Gaily, Gaily - (Original Trailer) Beau Bridges plays a young man coming of age in corrupt 1910's Chicago in Gaily, Gaily (1969) based on a novel by Ben Hecht (The Front Page).
Bamboo Prison, The - (Original Trailer) An undercover agent investigates atrocities at a Korean P.O.W. camp in The Bamboo Prison (1955).
Rare Breed, The - (Original Trailer) In this Western with breeding, James Stewart and Maureen O'Hara fight to take a rare English bull to Texas in The Rare Breed (1966).
Young Philadelphians, The - (Original Trailer) A young lawyer (Paul Newman) from the wrong side of town tries to break into society in The Young Philadelphians (1964).
5 Against the House - (Original Trailer) Four college buddies plot to rob a Reno casino in 5 Against the House (1955).
Run of the Arrow - (Original Trailer) A bitter Confederate veteran (Rod Steiger) joins a Sioux tribe to keep his war against the Union going in Run of the Arrow (1957), directed by Sam Fuller.
Hallelujah Trail, The - (Original Trailer) Indians, soldiers and temperance women fight to control a wagon train hauling whiskey along The Hallelujah Trail (1965).
Wind and the Lion, The -- (Original Trailer) An Arab chieftain triggers an international incident when he kidnaps an American widow in The Wind and the Lion (1975) starring Sean Connery & Candice Bergen.

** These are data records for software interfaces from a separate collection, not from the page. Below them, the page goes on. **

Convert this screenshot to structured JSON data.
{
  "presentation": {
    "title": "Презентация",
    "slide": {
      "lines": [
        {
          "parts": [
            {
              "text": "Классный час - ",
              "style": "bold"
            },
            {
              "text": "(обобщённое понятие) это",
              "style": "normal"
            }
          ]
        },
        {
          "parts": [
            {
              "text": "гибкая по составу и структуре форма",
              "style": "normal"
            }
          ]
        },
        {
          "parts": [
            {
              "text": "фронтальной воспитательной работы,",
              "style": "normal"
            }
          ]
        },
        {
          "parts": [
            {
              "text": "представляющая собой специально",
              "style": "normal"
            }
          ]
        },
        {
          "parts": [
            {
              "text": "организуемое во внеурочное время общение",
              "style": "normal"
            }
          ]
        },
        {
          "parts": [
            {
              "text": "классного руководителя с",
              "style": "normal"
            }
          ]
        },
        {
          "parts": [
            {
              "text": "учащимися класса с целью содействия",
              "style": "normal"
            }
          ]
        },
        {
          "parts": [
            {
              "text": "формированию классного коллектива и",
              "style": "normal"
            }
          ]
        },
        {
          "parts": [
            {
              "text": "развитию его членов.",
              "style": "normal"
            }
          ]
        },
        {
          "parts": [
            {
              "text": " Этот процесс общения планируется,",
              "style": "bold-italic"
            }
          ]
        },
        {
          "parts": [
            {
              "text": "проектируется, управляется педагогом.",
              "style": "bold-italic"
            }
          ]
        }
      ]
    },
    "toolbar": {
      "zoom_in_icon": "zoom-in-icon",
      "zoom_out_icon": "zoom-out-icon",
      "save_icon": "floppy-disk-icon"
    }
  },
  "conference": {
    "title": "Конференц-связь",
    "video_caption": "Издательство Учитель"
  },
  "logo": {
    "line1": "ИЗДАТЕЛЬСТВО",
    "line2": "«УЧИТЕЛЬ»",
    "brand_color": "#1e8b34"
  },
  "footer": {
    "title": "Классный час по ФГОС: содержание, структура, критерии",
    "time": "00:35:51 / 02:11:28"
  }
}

Russians Are Coming, The Russians Are Coming, The - (Wide release trailer) When a Russian sub runs aground in New England, it creates a local panic in The Russians Are Coming, The Russians Are Coming, 1966, starring Alan Arkin, directed by Norman Jewison.
Reflections in a Golden Eye - (Original Trailer) Strange, obsessive passions ride through a Southern Army base in John Huston's adaptation of the Carson McCullers novel Reflections in a Golden Eye (1967).

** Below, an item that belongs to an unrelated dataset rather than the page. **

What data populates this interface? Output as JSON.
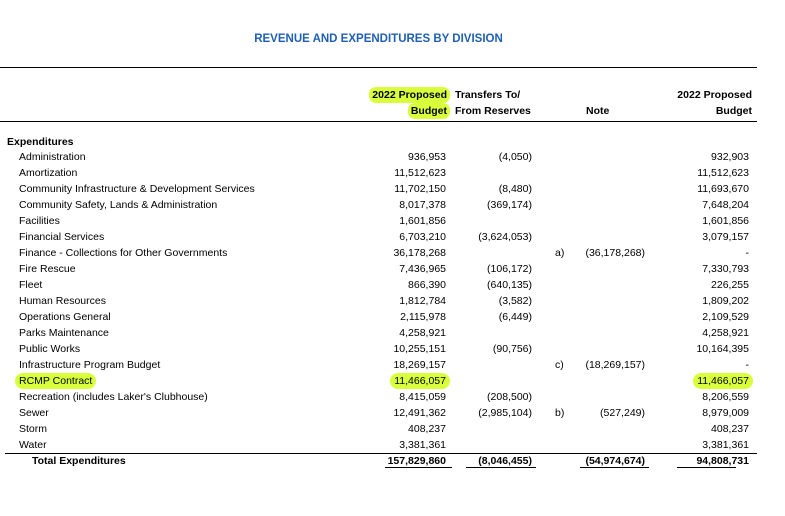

Robert Keith
Actor, playwright.
Helena Keith
Michael Keith
Mimi Keith
Robert Keith
Daisy Keith
Born c. 1969; shot herself on April 16, 1997 and died April 17, 1997.


Victoria Lei Aloha Young
Artist. Married 1968; survived him.



Keith's Honolulu-based company, Miguel Productions, is not just involved in TV production, but has extensive real estate, mineral and agricultural holdings as well.